Over at Aeon, Alana Massey writes about memory and how the internet archives personal data. In her own words, “Because the archiving technology captures only snapshots of a site at a given time, results might not be an exact replica of the site as it was. As I learned from the fragments of our site, things such as embedded media might be missing and scripts are unlikely to work. After all, a toy boat is hardly its former self after a lifetime at the bottom of the sea. No matter how intact an archive, it can never fully reconstruct the texture and completeness of the original memory.”
It’s not online but “The Boy Who Had Never Seen The Sea” by newly named Nobel laureate Jean-Marie Gustave Le Clézio appears in this week’s New Yorker. See our recent guest post about publishing Le Clézio.In last week’s New Yorker, Malcolm Gladwell was back, this time talking about “genius.” His guinea pigs were Ben Fountain and Jonathan Safran Foer.The headline says it all: “Karl Marx’s book sells as Germany economy sinks.””The _______of________“The fall issue of The Quarterly Conversation has arrived.
One downside to being an internationally acclaimed author is that people care an awful lot about digging into your past. Haruki Murakami has found this out the hard way, as a librarian from Kobe High School (which Murakami attended during his younger years) has made public a list of books checked out by then-budding author. For more “Murakami meets library,” here’s a review of his own The Strange Library.

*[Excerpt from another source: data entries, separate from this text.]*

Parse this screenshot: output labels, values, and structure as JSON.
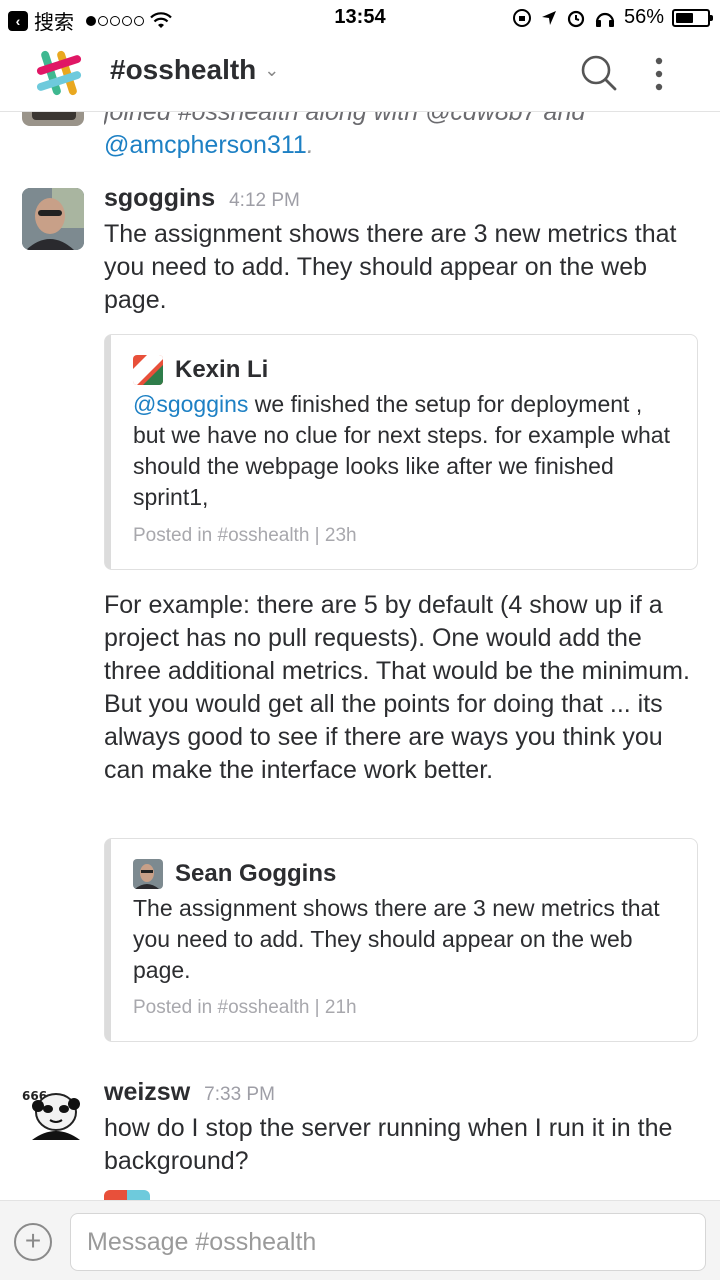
{
  "statusbar": {
    "back_label": "搜索",
    "time": "13:54",
    "battery": "56%",
    "battery_level": 0.56
  },
  "header": {
    "channel": "#osshealth"
  },
  "partial": {
    "line1": "joined #osshealth along with @cdw8b7 and",
    "mention": "@amcpherson311",
    "suffix": "."
  },
  "messages": [
    {
      "user": "sgoggins",
      "time": "4:12 PM",
      "text": "The assignment shows there are 3 new metrics that you need to add. They should appear on the web page."
    },
    {
      "user": "weizsw",
      "time": "7:33 PM",
      "text": "how do I stop the server running when I run it in the background?"
    }
  ],
  "quote1": {
    "author": "Kexin Li",
    "mention": "@sgoggins",
    "text": " we finished the setup for deployment , but we have no clue for next steps. for example what should the webpage looks like after we finished sprint1,",
    "footer": "Posted in #osshealth | 23h"
  },
  "followup": "For example: there are 5 by default (4 show up if a project has no pull requests).  One would add the three additional metrics.  That would be the minimum. But you would get all the points for doing that ... its always good to see if there are ways you think you can make the interface work better.",
  "quote2": {
    "author": "Sean Goggins",
    "text": "The assignment shows there are 3 new metrics that you need to add. They should appear on the web page.",
    "footer": "Posted in #osshealth | 21h"
  },
  "composer": {
    "placeholder": "Message #osshealth"
  },
  "colors": {
    "mention": "#1d80c4",
    "timestamp": "#9e9ea6"
  }
}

“Listen to what makes your hair stand on end, your heart melt, and your eyes go wide, what stops you in your tracks and makes you want to live, wherever it comes from, and hope that your writing can do all those things for other people. Write for other people, but don’t listen to them too much.” Being a writer is really hard. Fortunately, Very Good Writer Rebecca Solnit is here with ten tips on how to be a better one.